The increasing demand by consumers for organic food may have confused the actual reason the practice was first pioneered in the 1920s.

That's one conclusion of the UBC study, Many Shades of Gray: The Context-Dependent Performance of Organic Agriculture. The recent study weighed the costs, benefits and sustainability of organic agriculture. 

"You may be better off eating an apple a day and it doesn't matter if it's organic or not," said study author Verena Seufert, speaking with guest host Angela Sterritt on B.C. Almanac

Seufert said the study found organically grown crops offer minimal health benefits over conventually grown crops, especially when consumed in small quantities. 
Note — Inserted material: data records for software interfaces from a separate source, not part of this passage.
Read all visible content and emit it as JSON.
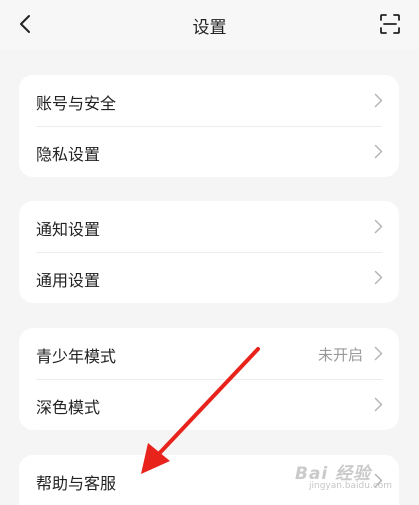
{
  "header": {
    "title": "设置"
  },
  "groups": [
    {
      "rows": [
        {
          "label": "账号与安全",
          "value": ""
        },
        {
          "label": "隐私设置",
          "value": ""
        }
      ]
    },
    {
      "rows": [
        {
          "label": "通知设置",
          "value": ""
        },
        {
          "label": "通用设置",
          "value": ""
        }
      ]
    },
    {
      "rows": [
        {
          "label": "青少年模式",
          "value": "未开启"
        },
        {
          "label": "深色模式",
          "value": ""
        }
      ]
    },
    {
      "rows": [
        {
          "label": "帮助与客服",
          "value": ""
        }
      ]
    }
  ],
  "watermark": {
    "text": "Bai 经验",
    "sub": "jingyan.baidu.com"
  },
  "colors": {
    "background": "#f5f5f5",
    "card": "#ffffff",
    "annotation_arrow": "#e8231c"
  },
  "icons": {
    "back": "chevron-left-icon",
    "scan": "scan-icon",
    "row": "chevron-right-icon"
  }
}
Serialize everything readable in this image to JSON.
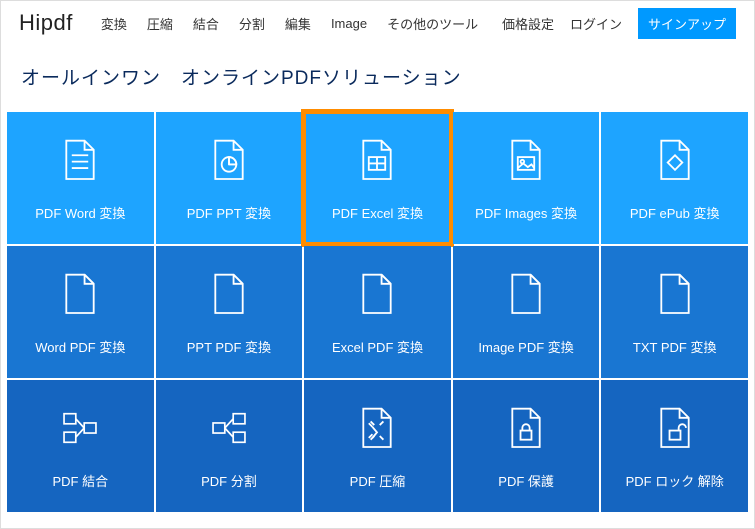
{
  "header": {
    "logo": "Hipdf",
    "nav": [
      "変換",
      "圧縮",
      "結合",
      "分割",
      "編集",
      "Image",
      "その他のツール"
    ],
    "right": {
      "pricing": "価格設定",
      "login": "ログイン",
      "signup": "サインアップ"
    }
  },
  "title": "オールインワン　オンラインPDFソリューション",
  "tiles": [
    {
      "label": "PDF Word 変換",
      "icon": "doc-lines",
      "row": 1,
      "highlight": false
    },
    {
      "label": "PDF PPT 変換",
      "icon": "doc-pie",
      "row": 1,
      "highlight": false
    },
    {
      "label": "PDF Excel 変換",
      "icon": "doc-grid",
      "row": 1,
      "highlight": true
    },
    {
      "label": "PDF Images 変換",
      "icon": "doc-image",
      "row": 1,
      "highlight": false
    },
    {
      "label": "PDF ePub 変換",
      "icon": "doc-diamond",
      "row": 1,
      "highlight": false
    },
    {
      "label": "Word PDF 変換",
      "icon": "file-corner",
      "row": 2,
      "highlight": false
    },
    {
      "label": "PPT PDF 変換",
      "icon": "file-corner",
      "row": 2,
      "highlight": false
    },
    {
      "label": "Excel PDF 変換",
      "icon": "file-corner",
      "row": 2,
      "highlight": false
    },
    {
      "label": "Image PDF 変換",
      "icon": "file-corner",
      "row": 2,
      "highlight": false
    },
    {
      "label": "TXT PDF 変換",
      "icon": "file-corner",
      "row": 2,
      "highlight": false
    },
    {
      "label": "PDF 結合",
      "icon": "merge",
      "row": 3,
      "highlight": false
    },
    {
      "label": "PDF 分割",
      "icon": "split",
      "row": 3,
      "highlight": false
    },
    {
      "label": "PDF 圧縮",
      "icon": "compress",
      "row": 3,
      "highlight": false
    },
    {
      "label": "PDF 保護",
      "icon": "lock",
      "row": 3,
      "highlight": false
    },
    {
      "label": "PDF ロック 解除",
      "icon": "unlock",
      "row": 3,
      "highlight": false
    }
  ]
}
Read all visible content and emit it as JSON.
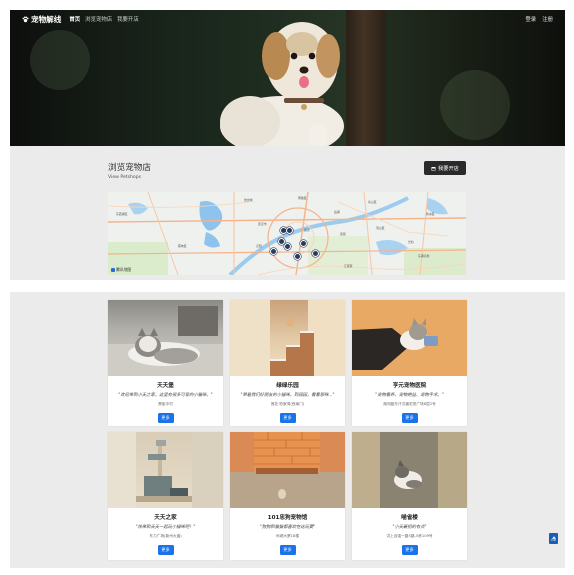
{
  "navbar": {
    "brand": "宠物解线",
    "items": [
      "首页",
      "浏览宠物店",
      "我要开店"
    ],
    "right": [
      "登录",
      "注册"
    ]
  },
  "browse": {
    "title": "浏览宠物店",
    "subtitle": "View Petshops",
    "open_button": "我要开店"
  },
  "map": {
    "attribution": "腾讯地图",
    "labels": [
      "东西湖区",
      "盘龙城",
      "后湖",
      "武昌",
      "洪山区",
      "汉阳",
      "武汉",
      "光谷",
      "东湖高新",
      "蔡甸区",
      "江夏区",
      "青山区",
      "武汉市",
      "黄陂区",
      "新洲区"
    ],
    "pin_count": 7
  },
  "shops": [
    {
      "name": "夭夭堡",
      "quote": "\"欢迎来到小夭之家。这里有很多可爱的小猫咪。\"",
      "address": "黑街中村",
      "button": "更多"
    },
    {
      "name": "绿绿乐园",
      "quote": "\"带着我们好朋友的小猫咪。到园园，看看那咪...\"",
      "address": "莲花·柏家湾(西南门)",
      "button": "更多"
    },
    {
      "name": "亨元宠物医院",
      "quote": "\"宠物看养、宠物绝益、宠物手术。\"",
      "address": "湖河路东汗汉福宅宠广场6层2号",
      "button": "更多"
    },
    {
      "name": "夭夭之家",
      "quote": "\"快来和夭夭一起玩小猫咪吧！\"",
      "address": "东力广场(新州大道)",
      "button": "更多"
    },
    {
      "name": "101忠狗宠物馆",
      "quote": "\"狗狗和猫猫都喜欢在这玩耍\"",
      "address": "司城大厦18楼",
      "button": "更多"
    },
    {
      "name": "喵雀楼",
      "quote": "\"小夭最招的有点\"",
      "address": "洪上自强一路5路-5栋109号",
      "button": "更多"
    }
  ],
  "back_to_top": "TOP",
  "icons": [
    "paw-icon",
    "shop-icon",
    "chevron-up-icon"
  ],
  "colors": {
    "primary_button": "#1a73e8",
    "dark_button": "#2a2a2a",
    "section_bg": "#ebebeb"
  }
}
The real benefit, she said, is that organic agriculture can be looked to as a model for healthier farming practices. On organic farms, she said, they found better animal welfare, less water pollution, less nitrogen being added to fertilizer and generally better soil treatment.

Seufert said it's a common misconception that the original intent of organic farming was about the health of the consumer — it was about the health of a farm's soil.

She said conventional farming methods have degraded soil quality while organic agriculture allows for increased soil fertility and, in turn, sustainability. 

It's all about context

The issue of sustainability is why the study's title includes the term "many shades of gray."

The study found the perceived sustainability of organic farming came down entirely to context. Seufert said while there are potential benefits, there are also many costs, such as lower yields and higher consumer prices.

"Compare an organic farm to a regular farm," she explained. "Typically, the organic farm has better biodiversity — more bees, more earthworms ... However it's not as efficient as conventional farming, and then if you compare environmental impact per unit, versus food output per unit, then organic farming may not fare as well."

Seufert said the findings may suggest organic agriculture isn't the answer to providing a sustainable future.

She said most organic farms are relatively quite small —very large ones begin to abandon organic practices for efficiency's sake. She pointed to California as an area that is struggling with this.

'Still a niche market'

Seufert asserts only one per cent of agricultural land on the planet is organic and only 1.7 per cent of food sold in Canada is organic. She says it's a small number but the growing demand is promising.

"Growth in the organic sector shows that people are interested in these topics, that they are looking for alternatives. This should be a message to the 99 per cent of our farms that are not organic."

Seufert stressed that rather than thinking of organic farming as good and conventional farming as bad, consumers should demand quality and humane practices from both.

With files from B.C. Almanac


To listen to the full interview, click on the audio labelled: BCA Podcast March 13